About this exercise>
Pick out every line of the entries below where "Meta" occurs, and copy those lines.

Segment Start: Entries shown

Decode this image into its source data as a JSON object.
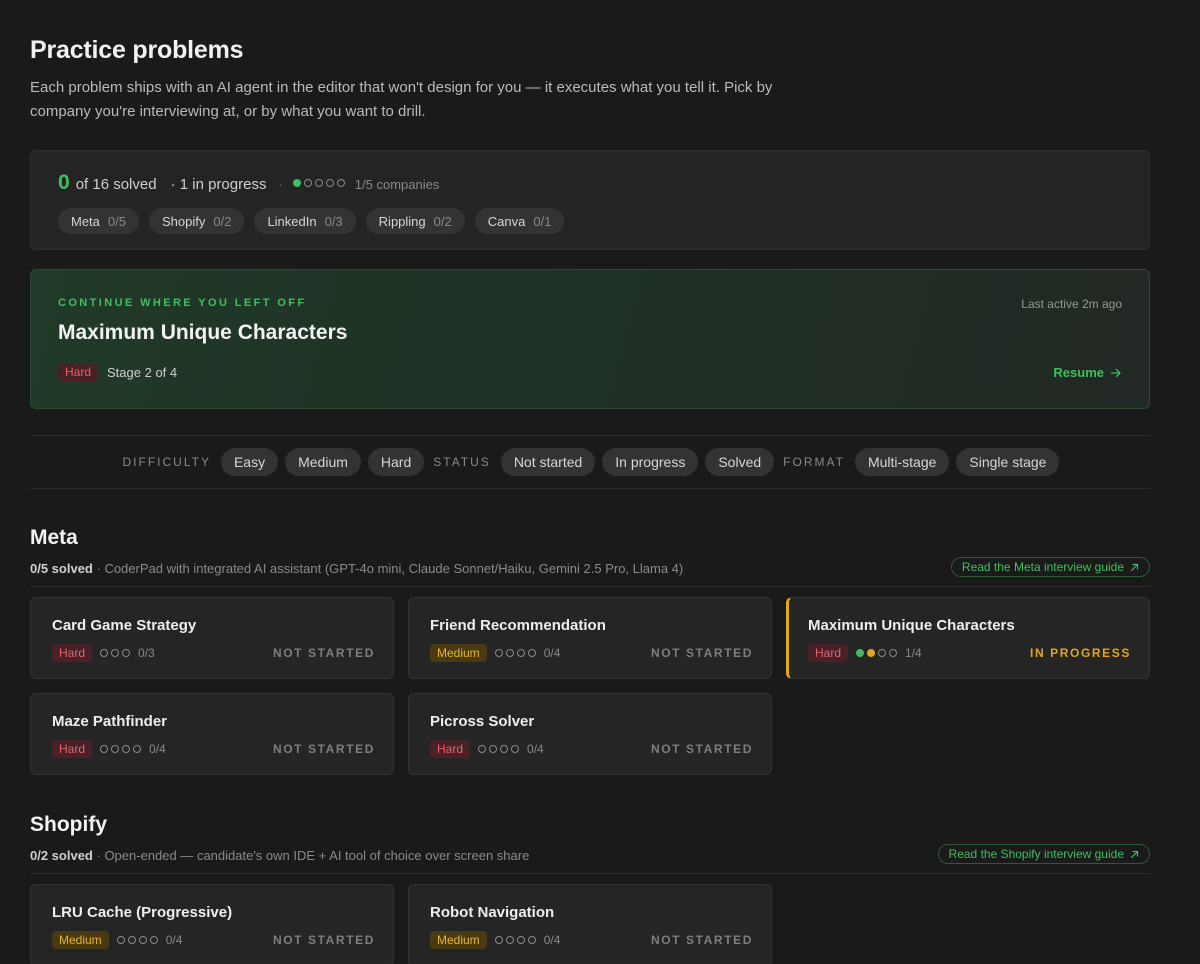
{
  "header": {
    "title": "Practice problems",
    "intro": "Each problem ships with an AI agent in the editor that won't design for you — it executes what you tell it. Pick by company you're interviewing at, or by what you want to drill."
  },
  "summary": {
    "solved_count": "0",
    "solved_suffix": "of 16 solved",
    "in_progress": "· 1 in progress",
    "sep": "·",
    "companies_progress": "1/5 companies",
    "company_dots": {
      "filled": 1,
      "total": 5
    },
    "companies": [
      {
        "name": "Meta",
        "count": "0/5"
      },
      {
        "name": "Shopify",
        "count": "0/2"
      },
      {
        "name": "LinkedIn",
        "count": "0/3"
      },
      {
        "name": "Rippling",
        "count": "0/2"
      },
      {
        "name": "Canva",
        "count": "0/1"
      }
    ]
  },
  "continue_card": {
    "eyebrow": "CONTINUE WHERE YOU LEFT OFF",
    "last_active": "Last active 2m ago",
    "title": "Maximum Unique Characters",
    "difficulty": "Hard",
    "stage": "Stage 2 of 4",
    "resume_label": "Resume",
    "resume_icon": "arrow-right-icon"
  },
  "filters": {
    "difficulty_label": "DIFFICULTY",
    "difficulty": [
      "Easy",
      "Medium",
      "Hard"
    ],
    "status_label": "STATUS",
    "status": [
      "Not started",
      "In progress",
      "Solved"
    ],
    "format_label": "FORMAT",
    "format": [
      "Multi-stage",
      "Single stage"
    ]
  },
  "sections": [
    {
      "name": "Meta",
      "solved": "0/5 solved",
      "description": "· CoderPad with integrated AI assistant (GPT-4o mini, Claude Sonnet/Haiku, Gemini 2.5 Pro, Llama 4)",
      "guide_label": "Read the Meta interview guide",
      "guide_icon": "arrow-up-right-icon",
      "problems": [
        {
          "title": "Card Game Strategy",
          "difficulty": "Hard",
          "stages_done": 0,
          "stages_active": 0,
          "stages_total": 3,
          "progress": "0/3",
          "status": "NOT STARTED"
        },
        {
          "title": "Friend Recommendation",
          "difficulty": "Medium",
          "stages_done": 0,
          "stages_active": 0,
          "stages_total": 4,
          "progress": "0/4",
          "status": "NOT STARTED"
        },
        {
          "title": "Maximum Unique Characters",
          "difficulty": "Hard",
          "stages_done": 1,
          "stages_active": 1,
          "stages_total": 4,
          "progress": "1/4",
          "status": "IN PROGRESS"
        },
        {
          "title": "Maze Pathfinder",
          "difficulty": "Hard",
          "stages_done": 0,
          "stages_active": 0,
          "stages_total": 4,
          "progress": "0/4",
          "status": "NOT STARTED"
        },
        {
          "title": "Picross Solver",
          "difficulty": "Hard",
          "stages_done": 0,
          "stages_active": 0,
          "stages_total": 4,
          "progress": "0/4",
          "status": "NOT STARTED"
        }
      ]
    },
    {
      "name": "Shopify",
      "solved": "0/2 solved",
      "description": "· Open-ended — candidate's own IDE + AI tool of choice over screen share",
      "guide_label": "Read the Shopify interview guide",
      "guide_icon": "arrow-up-right-icon",
      "problems": [
        {
          "title": "LRU Cache (Progressive)",
          "difficulty": "Medium",
          "stages_done": 0,
          "stages_active": 0,
          "stages_total": 4,
          "progress": "0/4",
          "status": "NOT STARTED"
        },
        {
          "title": "Robot Navigation",
          "difficulty": "Medium",
          "stages_done": 0,
          "stages_active": 0,
          "stages_total": 4,
          "progress": "0/4",
          "status": "NOT STARTED"
        }
      ]
    }
  ]
}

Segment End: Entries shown

Result>
        "name": "Meta",
      "name": "Meta",
      "guide_label": "Read the Meta interview guide",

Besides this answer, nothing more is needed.